Let's talk about ANYTHING else: President Joe Biden’s having a hard time making good on his campaign promises to alleviate the stress of student debt. Will Casey already explained the situation with much more legal knowledge in Slog AM, but I just wanted to let you know that the Education Department is no longer accepting applications, even though Biden had previously encouraged borrowers to continue applying through the legal challenges. Of course, the decision isn’t final, so keep those fingers crossed!
Biden’s next big plan: Okay, so student loan forgiveness isn’t going so well, but today, Biden announced new initiatives to crack down on methane emissions at the 27th UN Climate Conference. You can read the specifics here, but basically Biden says his new methane rules will help the US meet its goal to slash 2020 levels of methane emissions by 30% by 2030.
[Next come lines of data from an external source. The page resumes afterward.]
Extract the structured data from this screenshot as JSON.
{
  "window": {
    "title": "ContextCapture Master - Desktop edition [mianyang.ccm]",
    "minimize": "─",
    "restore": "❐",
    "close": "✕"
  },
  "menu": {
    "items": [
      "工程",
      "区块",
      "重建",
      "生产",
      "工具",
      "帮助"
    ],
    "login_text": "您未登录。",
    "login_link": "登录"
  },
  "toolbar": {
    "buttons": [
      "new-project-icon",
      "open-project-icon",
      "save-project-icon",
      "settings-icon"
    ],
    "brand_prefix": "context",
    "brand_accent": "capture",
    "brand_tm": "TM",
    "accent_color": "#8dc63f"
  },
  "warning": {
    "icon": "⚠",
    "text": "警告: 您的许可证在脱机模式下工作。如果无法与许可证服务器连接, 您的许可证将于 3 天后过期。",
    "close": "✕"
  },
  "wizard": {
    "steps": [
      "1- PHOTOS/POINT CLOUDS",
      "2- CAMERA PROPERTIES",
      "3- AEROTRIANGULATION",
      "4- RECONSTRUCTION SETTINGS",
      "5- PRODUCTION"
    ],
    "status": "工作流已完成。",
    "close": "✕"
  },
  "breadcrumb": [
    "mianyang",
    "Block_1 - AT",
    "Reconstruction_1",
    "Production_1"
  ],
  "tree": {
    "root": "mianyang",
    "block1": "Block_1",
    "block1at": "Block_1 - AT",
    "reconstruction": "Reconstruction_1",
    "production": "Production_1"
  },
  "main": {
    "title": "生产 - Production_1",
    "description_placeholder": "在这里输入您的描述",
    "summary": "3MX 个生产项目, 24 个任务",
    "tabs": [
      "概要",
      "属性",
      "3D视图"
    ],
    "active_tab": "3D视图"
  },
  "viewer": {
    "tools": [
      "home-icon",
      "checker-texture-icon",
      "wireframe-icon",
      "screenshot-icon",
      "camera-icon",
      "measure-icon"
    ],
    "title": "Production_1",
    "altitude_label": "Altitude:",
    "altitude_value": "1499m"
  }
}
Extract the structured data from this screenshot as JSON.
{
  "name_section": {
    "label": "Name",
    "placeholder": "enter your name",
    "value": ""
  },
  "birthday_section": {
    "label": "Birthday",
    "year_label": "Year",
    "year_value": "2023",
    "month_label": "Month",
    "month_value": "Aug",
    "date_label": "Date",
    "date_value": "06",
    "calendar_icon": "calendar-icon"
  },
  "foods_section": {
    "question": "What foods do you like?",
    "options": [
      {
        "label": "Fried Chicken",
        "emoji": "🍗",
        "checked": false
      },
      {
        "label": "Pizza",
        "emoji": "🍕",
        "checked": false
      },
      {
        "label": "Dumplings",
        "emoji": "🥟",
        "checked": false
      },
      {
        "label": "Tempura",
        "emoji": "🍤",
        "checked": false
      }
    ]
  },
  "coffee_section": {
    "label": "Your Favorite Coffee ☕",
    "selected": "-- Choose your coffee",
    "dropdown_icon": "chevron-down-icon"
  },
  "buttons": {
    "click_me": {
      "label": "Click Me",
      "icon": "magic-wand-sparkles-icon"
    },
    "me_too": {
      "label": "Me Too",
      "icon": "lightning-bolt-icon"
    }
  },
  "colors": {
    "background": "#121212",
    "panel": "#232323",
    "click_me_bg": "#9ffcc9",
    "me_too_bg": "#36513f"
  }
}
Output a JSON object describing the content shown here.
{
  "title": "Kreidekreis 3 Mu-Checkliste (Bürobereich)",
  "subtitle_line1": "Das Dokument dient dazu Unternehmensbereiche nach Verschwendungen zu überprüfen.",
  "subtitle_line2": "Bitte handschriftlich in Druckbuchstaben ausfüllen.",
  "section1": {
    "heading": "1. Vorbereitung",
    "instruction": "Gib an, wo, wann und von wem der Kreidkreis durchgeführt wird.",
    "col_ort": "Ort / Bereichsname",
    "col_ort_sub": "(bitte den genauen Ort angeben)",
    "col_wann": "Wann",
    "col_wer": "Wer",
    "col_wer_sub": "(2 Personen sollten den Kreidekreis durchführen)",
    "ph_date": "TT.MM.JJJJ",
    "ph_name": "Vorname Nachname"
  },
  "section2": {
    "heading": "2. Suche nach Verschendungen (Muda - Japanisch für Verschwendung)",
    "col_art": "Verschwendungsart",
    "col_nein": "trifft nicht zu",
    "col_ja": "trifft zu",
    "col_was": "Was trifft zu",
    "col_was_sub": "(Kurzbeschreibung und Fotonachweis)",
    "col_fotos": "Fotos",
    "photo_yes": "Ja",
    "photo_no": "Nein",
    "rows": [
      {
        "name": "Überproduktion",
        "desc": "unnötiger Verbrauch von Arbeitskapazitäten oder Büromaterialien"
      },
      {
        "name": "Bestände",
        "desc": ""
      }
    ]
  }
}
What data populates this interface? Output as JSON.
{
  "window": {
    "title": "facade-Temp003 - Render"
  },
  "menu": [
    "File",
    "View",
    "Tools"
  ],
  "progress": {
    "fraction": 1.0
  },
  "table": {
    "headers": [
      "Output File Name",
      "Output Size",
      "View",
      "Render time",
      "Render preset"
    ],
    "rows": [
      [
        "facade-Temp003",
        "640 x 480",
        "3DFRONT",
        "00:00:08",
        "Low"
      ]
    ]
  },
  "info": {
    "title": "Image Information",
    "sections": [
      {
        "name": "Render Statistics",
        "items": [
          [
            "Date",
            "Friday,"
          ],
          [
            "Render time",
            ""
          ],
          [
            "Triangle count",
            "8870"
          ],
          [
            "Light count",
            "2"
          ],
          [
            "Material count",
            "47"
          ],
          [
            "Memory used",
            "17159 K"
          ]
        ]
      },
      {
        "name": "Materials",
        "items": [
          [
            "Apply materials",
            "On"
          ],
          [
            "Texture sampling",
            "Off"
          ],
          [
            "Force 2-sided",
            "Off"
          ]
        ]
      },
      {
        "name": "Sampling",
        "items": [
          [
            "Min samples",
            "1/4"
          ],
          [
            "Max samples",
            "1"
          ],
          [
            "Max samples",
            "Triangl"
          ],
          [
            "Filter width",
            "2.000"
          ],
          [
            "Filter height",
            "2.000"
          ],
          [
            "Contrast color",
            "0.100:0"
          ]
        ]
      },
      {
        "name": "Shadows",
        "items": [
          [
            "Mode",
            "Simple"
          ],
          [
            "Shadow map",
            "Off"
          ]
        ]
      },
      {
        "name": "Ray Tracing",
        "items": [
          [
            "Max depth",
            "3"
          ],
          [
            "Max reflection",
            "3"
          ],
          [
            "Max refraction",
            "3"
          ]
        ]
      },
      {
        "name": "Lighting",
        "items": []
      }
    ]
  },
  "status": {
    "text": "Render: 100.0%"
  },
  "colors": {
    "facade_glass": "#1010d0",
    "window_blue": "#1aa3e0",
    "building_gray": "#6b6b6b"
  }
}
The cost of climate change: As sea levels rise, the ocean begins to encroach on coastal cities. Saint-Louis, Senegal is “ground zero” of the devastation of the rising Atlantic Ocean, with thousands of people living in a camp for “internally-displaced people.” The climate refugee crisis has begun and NPR says, “every year, a little bit more land is lost to the sea.”
Can Slog PM be fun again? I know, I know. Lots of political shit for a Friday. After a long week, you probably don’t care about ballot measures and you probably don’t want to stress about your debt! So, go out and have fun. EverOut knows the coolest and cheapest events to get your mind off the news of the week.
Gallagher died: Gallager, a comedian best known for smashing watermelons in the '80s, died at 76 after what his manager described as a “short health battle.” Today, you may be reflecting on fond memories of the funny fruit guy. Stranger alum Lindy West also had those fond, “apolitical” memories, until she saw him perform in Bremerton in 2010 and realized he’s a “Paranoid, Right-Wing, Watermelon-Smashing Maniac.”
A blast from the (recent) past came up on shuffle today: